■ AIM OF THE EXERCISE ■
Keep only the lines of the material below that contain the word "emoji". Copy those lines.

■ INFORMATION SUPPLIED ■
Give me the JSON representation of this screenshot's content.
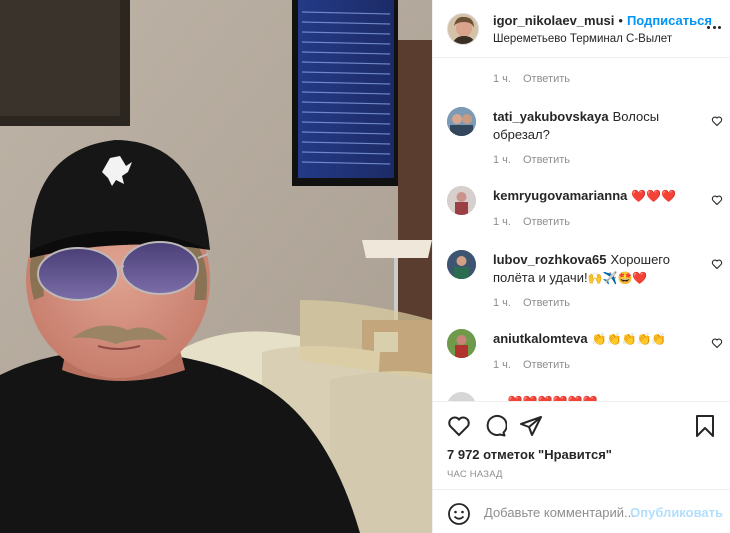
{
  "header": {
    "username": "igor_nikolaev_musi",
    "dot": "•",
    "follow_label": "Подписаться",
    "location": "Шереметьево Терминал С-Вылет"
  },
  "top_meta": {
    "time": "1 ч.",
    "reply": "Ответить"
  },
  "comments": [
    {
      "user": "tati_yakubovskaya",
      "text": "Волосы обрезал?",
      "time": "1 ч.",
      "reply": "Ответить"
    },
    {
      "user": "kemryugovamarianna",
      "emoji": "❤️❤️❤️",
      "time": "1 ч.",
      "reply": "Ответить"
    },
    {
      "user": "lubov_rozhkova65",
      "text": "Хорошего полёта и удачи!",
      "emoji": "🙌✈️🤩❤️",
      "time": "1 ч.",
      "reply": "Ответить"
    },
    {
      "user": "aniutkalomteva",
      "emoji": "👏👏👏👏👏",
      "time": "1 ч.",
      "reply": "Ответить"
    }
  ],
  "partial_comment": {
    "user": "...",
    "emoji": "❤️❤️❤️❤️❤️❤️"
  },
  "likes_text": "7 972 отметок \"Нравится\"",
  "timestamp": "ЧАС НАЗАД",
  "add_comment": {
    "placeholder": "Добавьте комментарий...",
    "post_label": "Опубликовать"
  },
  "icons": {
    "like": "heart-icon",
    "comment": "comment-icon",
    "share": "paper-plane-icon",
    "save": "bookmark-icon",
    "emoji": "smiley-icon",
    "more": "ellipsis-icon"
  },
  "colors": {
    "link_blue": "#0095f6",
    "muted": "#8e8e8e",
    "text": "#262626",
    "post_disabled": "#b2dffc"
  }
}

■ RESPONSE TO THE TASK ■
      "emoji": "❤️❤️❤️",
      "emoji": "🙌✈️🤩❤️",
      "emoji": "👏👏👏👏👏",
    "emoji": "❤️❤️❤️❤️❤️❤️"
    "emoji": "smiley-icon",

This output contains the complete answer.